A way to do this might be to exercise in the morning to put yourself in a more positive, energised headspace. Another way is through power posing, found to increase testosterone levels by 20%, making you feel positive and bold, and reduce cortisol levels by 25% to calm you. See this TED talk on power posing.
2. Tune into your purpose
Engaging supporters won’t happen by talking about the running of your charity and the money behind it. Your supporters want to know the stories that show how their donations make a difference. So tell real stories that give sense of who they’re helping. It’s these that lift people’s motivations to continue to give.
3. Manage your focus
Pick up the phone because you care about your supporters, not because you want their money. The energy you convey should be ‘give not go’. While gifts might not flow instantly, this should help retain them in the long run.
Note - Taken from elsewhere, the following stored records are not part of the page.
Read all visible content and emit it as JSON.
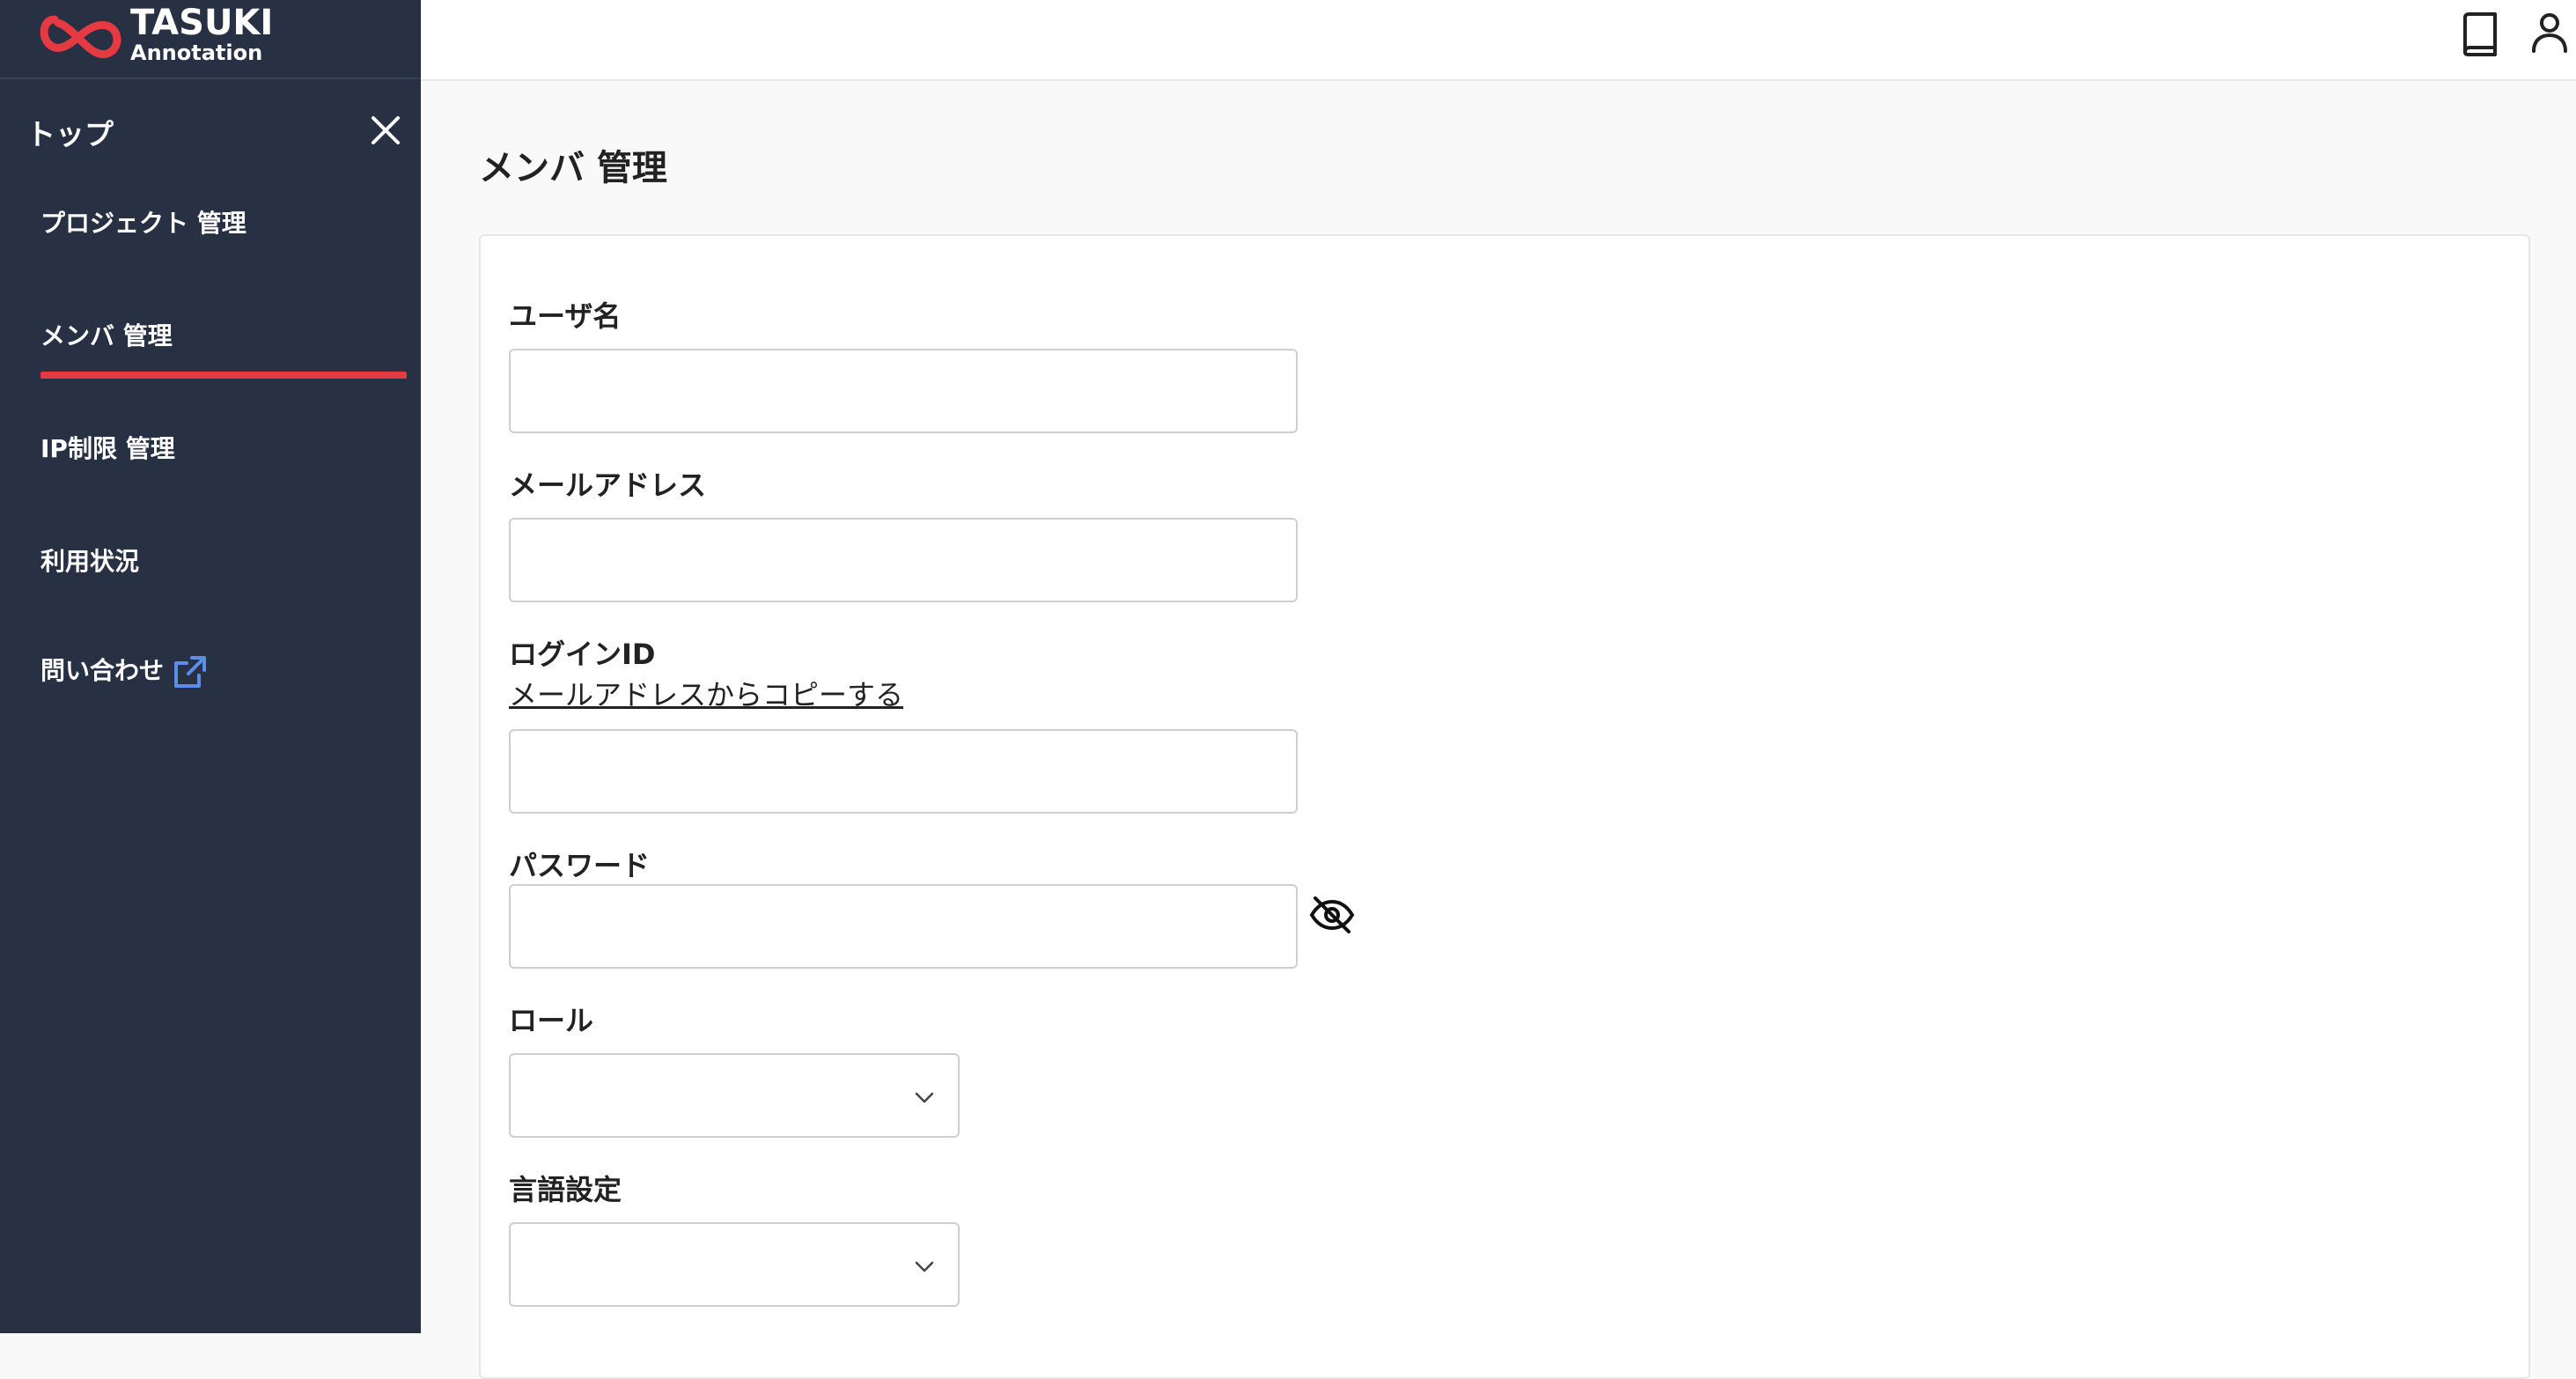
{
  "brand": {
    "name": "TASUKI",
    "sub": "Annotation",
    "accent": "#e63a43",
    "sidebar_bg": "#283044"
  },
  "sidebar": {
    "top_label": "トップ",
    "items": [
      {
        "label": "プロジェクト 管理",
        "active": false
      },
      {
        "label": "メンバ 管理",
        "active": true
      },
      {
        "label": "IP制限 管理",
        "active": false
      },
      {
        "label": "利用状況",
        "active": false
      },
      {
        "label": "問い合わせ",
        "active": false,
        "icon": "external-link-icon"
      }
    ]
  },
  "header": {
    "icons": [
      "book-icon",
      "user-icon"
    ]
  },
  "main": {
    "title": "メンバ 管理",
    "form": {
      "username_label": "ユーザ名",
      "username_value": "",
      "email_label": "メールアドレス",
      "email_value": "",
      "login_id_label": "ログインID",
      "copy_from_email_link": "メールアドレスからコピーする",
      "login_id_value": "",
      "password_label": "パスワード",
      "password_value": "",
      "role_label": "ロール",
      "role_value": "",
      "language_label": "言語設定",
      "language_value": ""
    }
  }
}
4. Know what to say
Explain why you’re calling, ‘I wanted to check in and ask how you’re doing’ - and really listen and ask questions before you go into what your charity is doing. ‘I want to let you know what’s tough for our beneficiaries right now and what we’re doing to help them.’
For more information on increasing your fundraising momentum now, and how to have more meaningful conversations with your supporters, check out our free webinar with Consider Creative on Communications in the time of COVID-19. You can also check out Ben’s guide, Power Through the Pandemic.